Abiy left the military in 2010, to pursue a political career. His rise in politics was rather quick, elected as a member of the central committee of OPD and a member of the Executive Committee of EPRDF in the same year. In the 2010 national elections, he runs representing his hometown Agaro and won a seat in the House of people’s Representative (the parliament). He was reelected in the 2015 national election.
In 2015, he became a Minister of Science and Technology. After serving only a year as a minister, he moved on to become a deputy for the Oromia Region president, Lemma Megersa. He became a central figure in the OPD, during the unrest in the region that follows the master plan that proposed an expansion of the capital Addis Ababa to Oromia. He was also significantly involved in the Oromia and Somali conflict in 2017. He played a role in resettling the displaced Oromo people from the Somali regional state.

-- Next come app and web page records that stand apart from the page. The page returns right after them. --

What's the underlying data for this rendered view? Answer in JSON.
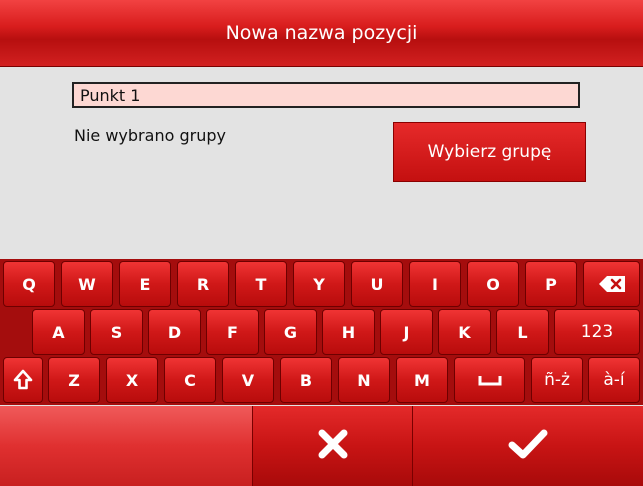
{
  "header": {
    "title": "Nowa nazwa pozycji"
  },
  "form": {
    "name_value": "Punkt 1",
    "group_status": "Nie wybrano grupy",
    "select_group_label": "Wybierz grupę"
  },
  "keyboard": {
    "row1": [
      "Q",
      "W",
      "E",
      "R",
      "T",
      "Y",
      "U",
      "I",
      "O",
      "P"
    ],
    "row2": [
      "A",
      "S",
      "D",
      "F",
      "G",
      "H",
      "J",
      "K",
      "L"
    ],
    "row3": [
      "Z",
      "X",
      "C",
      "V",
      "B",
      "N",
      "M"
    ],
    "numbers_label": "123",
    "accents_label_1": "ñ-ż",
    "accents_label_2": "à-í",
    "icons": {
      "backspace": "backspace-icon",
      "shift": "shift-icon",
      "space": "space-icon"
    }
  },
  "bottom_bar": {
    "cancel_icon": "close-icon",
    "ok_icon": "checkmark-icon"
  },
  "colors": {
    "accent_red": "#d01818",
    "input_background": "#fdd8d3",
    "page_background": "#e3e3e3"
  }
}
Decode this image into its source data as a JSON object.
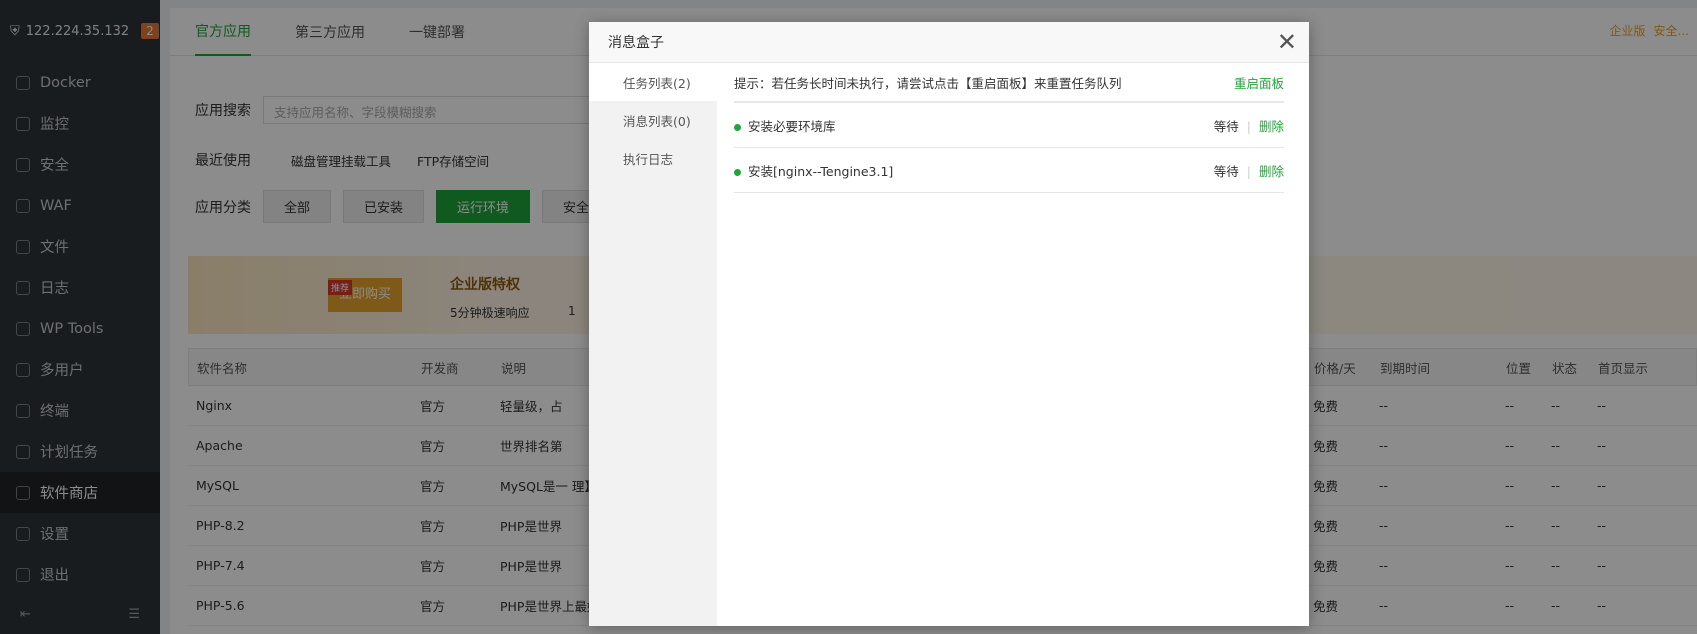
{
  "sidebar": {
    "ip": "122.224.35.132",
    "badge": "2",
    "items": [
      {
        "label": "Docker"
      },
      {
        "label": "监控"
      },
      {
        "label": "安全"
      },
      {
        "label": "WAF"
      },
      {
        "label": "文件"
      },
      {
        "label": "日志"
      },
      {
        "label": "WP Tools"
      },
      {
        "label": "多用户"
      },
      {
        "label": "终端"
      },
      {
        "label": "计划任务"
      },
      {
        "label": "软件商店"
      },
      {
        "label": "设置"
      },
      {
        "label": "退出"
      }
    ]
  },
  "main": {
    "tabs": [
      "官方应用",
      "第三方应用",
      "一键部署"
    ],
    "top_right": [
      "企业版",
      "安全..."
    ],
    "search_label": "应用搜索",
    "search_placeholder": "支持应用名称、字段模糊搜索",
    "recent_label": "最近使用",
    "recent": [
      "磁盘管理挂载工具",
      "FTP存储空间"
    ],
    "category_label": "应用分类",
    "categories": [
      "全部",
      "已安装",
      "运行环境",
      "安全应"
    ],
    "banner": {
      "buy": "立即购买",
      "tag": "推荐",
      "title": "企业版特权",
      "feature": "5分钟极速响应",
      "feature2": "1"
    },
    "columns": [
      "软件名称",
      "开发商",
      "说明",
      "价格/天",
      "到期时间",
      "位置",
      "状态",
      "首页显示"
    ],
    "rows": [
      {
        "name": "Nginx",
        "dev": "官方",
        "desc": "轻量级，占",
        "price": "免费",
        "expire": "--",
        "pos": "--",
        "status": "--",
        "home": "--"
      },
      {
        "name": "Apache",
        "dev": "官方",
        "desc": "世界排名第",
        "price": "免费",
        "expire": "--",
        "pos": "--",
        "status": "--",
        "home": "--"
      },
      {
        "name": "MySQL",
        "dev": "官方",
        "desc": "MySQL是一 理】插件",
        "price": "免费",
        "expire": "--",
        "pos": "--",
        "status": "--",
        "home": "--"
      },
      {
        "name": "PHP-8.2",
        "dev": "官方",
        "desc": "PHP是世界",
        "price": "免费",
        "expire": "--",
        "pos": "--",
        "status": "--",
        "home": "--"
      },
      {
        "name": "PHP-7.4",
        "dev": "官方",
        "desc": "PHP是世界",
        "price": "免费",
        "expire": "--",
        "pos": "--",
        "status": "--",
        "home": "--"
      },
      {
        "name": "PHP-5.6",
        "dev": "官方",
        "desc": "PHP是世界上最好的编程语言",
        "price": "免费",
        "expire": "--",
        "pos": "--",
        "status": "--",
        "home": "--"
      }
    ]
  },
  "modal": {
    "title": "消息盒子",
    "tabs": [
      "任务列表(2)",
      "消息列表(0)",
      "执行日志"
    ],
    "tip": "提示：若任务长时间未执行，请尝试点击【重启面板】来重置任务队列",
    "restart": "重启面板",
    "tasks": [
      {
        "name": "安装必要环境库",
        "status": "等待",
        "action": "删除"
      },
      {
        "name": "安装[nginx--Tengine3.1]",
        "status": "等待",
        "action": "删除"
      }
    ]
  }
}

On 15 February 2018, the Ethiopian Prime Minister Haile Mariam Desalgn, unable to stop the unrest and resistance movements in the country, resigned from his post as a chairman of EPRDF and the leader of the country. The resignation triggered a first-ever highly contested and widely talked about leadership race among the four major coalition parties of EPRDF. Lemma Megersa and Abiy Ahmed were front runners. However, in a swift strategic move, OPD not only excluded Lemma Megersa from the leadership race but also made Abiy the chairman of OPD. That’s because, it’s an unwritten but strictly followed rule that, the chairman of EPRDF automatically becomes the Prime Minister of the country. To be a Prime Minister, another constitutional precondition is that, one has to be an elected member of the parliament. Among the two, Abiy was a member of the parliament, and as a result, qualified to become the Prime Minister.
On March 1, 2018, the 180 executive members of EPRDF (Each coalition party with 45 representatives) had their shortlisted contestants to become the next leader of the party. The nominees were Abiy Ahmed from OPD, Demeke Mekonen from APD, and Shiferaw Shigute from SEPDM, and Debretsion Gebermichaeal from TPLF. However, just a few hours before the election, Demeke Mekonen, who was a strong contender in the race, dropped out of the race. Observant concluded that it’s yet another strategic move by OPD and APD, to make sure Abiy gets elected, which in effect will be the end of TPLF supremacy and control in the party and the country. By midnight on the same day, Abiy was announced as the new Prime Minister of the nation. He was sworn in the next day, in front of the House of People’s Representatives (the parliament).
As a Prime Minister of a nation on the verge of deep social, economic, and political crises, Abiy had to make many decisions to stabilize the nation. He dropped all the charges against opposition leaders in the country, invited exiled journalists, politicians, and religious leaders. In an intense and rapid foreign policy, he made peace with Eritrea and worked to create harmony among leaders of the Horn of Africa. He also proposed several economic reforms, including privatizing large government-owned institutions including Ethiopian Airlines and Ethio Telecom. Though conflict from every direction continued to arise and his leadership is criticized for lack of transparency, decision making, and firm control over security agencies, Abiy continues to be an optimist to save the nation.
Abiy Ahmed is married to Zinash Tayachew. The two met while they are both serving in the military. They have four children, three daughters, and a son.